But maybe don’t read it too close to bedtime. These are the kinds of stories that trouble the mind and plague the soul long after you’ve finished reading.
View all my reviews
a long absence semi-explained and a brief tribute to Bowie.
Egad! Five months! I must have really been busy, eh?
Well, kind of. We’re working on getting the house ready to sell – always a nightmare, but more so when a barfy, senile, half-blind cat and Dr. Sheldon Cooper are involved. To be honest, Dr. Cooper has been pretty low-maintenance these days (KNOCK WOOD VERY, VERY LOUDLY). It’s almost like he’s growing up or something…
I promise to get back to blogging more frequently, if only because we’ve put the house selling on hold until the fall, when Dr. Cooper will be (gulp) living in HIS OWN APARTMENT near the campus of the college he’s attending in the fall. Right now, it seems like said college has some meeting or orientation or pep rally every five minutes, so it’s been hard for any of us to focus on anything other than college in the Fall.

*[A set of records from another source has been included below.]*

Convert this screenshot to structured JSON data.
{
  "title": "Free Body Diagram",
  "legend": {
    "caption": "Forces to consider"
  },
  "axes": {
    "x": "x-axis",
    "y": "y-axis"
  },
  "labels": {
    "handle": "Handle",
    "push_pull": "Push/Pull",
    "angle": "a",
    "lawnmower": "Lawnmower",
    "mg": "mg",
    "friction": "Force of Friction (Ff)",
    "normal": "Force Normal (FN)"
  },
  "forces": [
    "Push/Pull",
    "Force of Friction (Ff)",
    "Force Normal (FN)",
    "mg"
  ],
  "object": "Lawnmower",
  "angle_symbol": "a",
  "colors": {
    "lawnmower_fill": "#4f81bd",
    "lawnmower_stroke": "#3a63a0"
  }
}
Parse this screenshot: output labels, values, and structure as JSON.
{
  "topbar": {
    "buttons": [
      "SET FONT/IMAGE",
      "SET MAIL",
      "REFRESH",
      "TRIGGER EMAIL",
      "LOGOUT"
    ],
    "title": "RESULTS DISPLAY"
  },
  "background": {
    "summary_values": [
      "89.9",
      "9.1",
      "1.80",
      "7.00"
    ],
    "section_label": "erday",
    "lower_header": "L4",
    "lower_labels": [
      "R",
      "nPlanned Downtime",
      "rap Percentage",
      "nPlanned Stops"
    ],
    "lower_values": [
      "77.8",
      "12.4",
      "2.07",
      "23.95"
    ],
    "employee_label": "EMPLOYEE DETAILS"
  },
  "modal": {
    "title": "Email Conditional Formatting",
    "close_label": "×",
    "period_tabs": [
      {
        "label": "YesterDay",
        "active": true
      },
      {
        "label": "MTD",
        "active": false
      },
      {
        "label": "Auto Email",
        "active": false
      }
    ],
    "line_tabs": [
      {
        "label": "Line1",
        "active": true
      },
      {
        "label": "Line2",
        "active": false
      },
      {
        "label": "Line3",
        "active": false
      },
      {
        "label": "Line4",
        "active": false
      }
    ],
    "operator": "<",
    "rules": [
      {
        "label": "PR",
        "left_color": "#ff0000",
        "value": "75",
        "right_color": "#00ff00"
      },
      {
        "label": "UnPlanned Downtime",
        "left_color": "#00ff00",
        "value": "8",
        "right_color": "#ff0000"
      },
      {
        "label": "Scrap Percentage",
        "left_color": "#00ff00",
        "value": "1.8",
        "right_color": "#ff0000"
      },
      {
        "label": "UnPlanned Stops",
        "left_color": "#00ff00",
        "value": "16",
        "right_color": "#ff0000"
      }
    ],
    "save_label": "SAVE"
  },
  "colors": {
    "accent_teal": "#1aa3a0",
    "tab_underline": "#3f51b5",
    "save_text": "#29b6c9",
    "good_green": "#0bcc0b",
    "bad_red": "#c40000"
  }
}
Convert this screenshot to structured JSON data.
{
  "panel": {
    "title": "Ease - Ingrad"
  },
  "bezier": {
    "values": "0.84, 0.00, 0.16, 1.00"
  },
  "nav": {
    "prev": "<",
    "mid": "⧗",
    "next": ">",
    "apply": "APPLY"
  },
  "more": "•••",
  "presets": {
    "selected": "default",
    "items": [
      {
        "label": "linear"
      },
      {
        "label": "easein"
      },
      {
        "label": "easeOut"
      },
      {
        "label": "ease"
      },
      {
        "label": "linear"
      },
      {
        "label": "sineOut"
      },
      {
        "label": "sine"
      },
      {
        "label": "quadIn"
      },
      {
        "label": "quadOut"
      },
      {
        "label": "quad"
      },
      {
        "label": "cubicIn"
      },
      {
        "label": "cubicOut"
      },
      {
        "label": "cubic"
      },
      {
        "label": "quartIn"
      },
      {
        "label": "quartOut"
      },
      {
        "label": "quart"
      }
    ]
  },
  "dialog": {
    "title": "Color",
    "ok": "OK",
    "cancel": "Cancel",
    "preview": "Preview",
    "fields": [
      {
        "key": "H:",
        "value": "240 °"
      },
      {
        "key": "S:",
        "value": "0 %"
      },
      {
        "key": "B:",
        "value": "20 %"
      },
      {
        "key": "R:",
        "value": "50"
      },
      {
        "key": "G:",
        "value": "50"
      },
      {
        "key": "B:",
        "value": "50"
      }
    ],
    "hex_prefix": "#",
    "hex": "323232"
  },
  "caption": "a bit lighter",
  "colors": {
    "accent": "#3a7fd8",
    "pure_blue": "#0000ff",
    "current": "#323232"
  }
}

There’s also a trip to Toronto/Stratford/Niagara coming up soon. I’d be excited about it if it didn’t involve flying there.
I’ll also be back soon with some things to say about the horrible, horrible Castle conclusion and the sad kluster*ck of bad publicity that surrounded it – and what it says about the value placed (or not placed) on female stars of shows. (Yes, I’m also looking at you Sleepy Hollow.)
Last but not least, I am still trying to find the words to say how incredibly sad and broken up I am about the death of David Bowie. It’s embarrassing how sad it makes me. I never met the man, only saw him live in concert once, but he was truly an idol for me. When I heard the news on the morning of his death, I sat down and burst into tears as if my mom had just died again. I have played so much David Bowie music lately, that even Dr. Cooper (he who would prefer listening to the King’s College Choir) is starting to appreciate the guy’s oeuvre.
In fact, there’s nothing I can say that doesn’t pay tribute to him half as well as this does: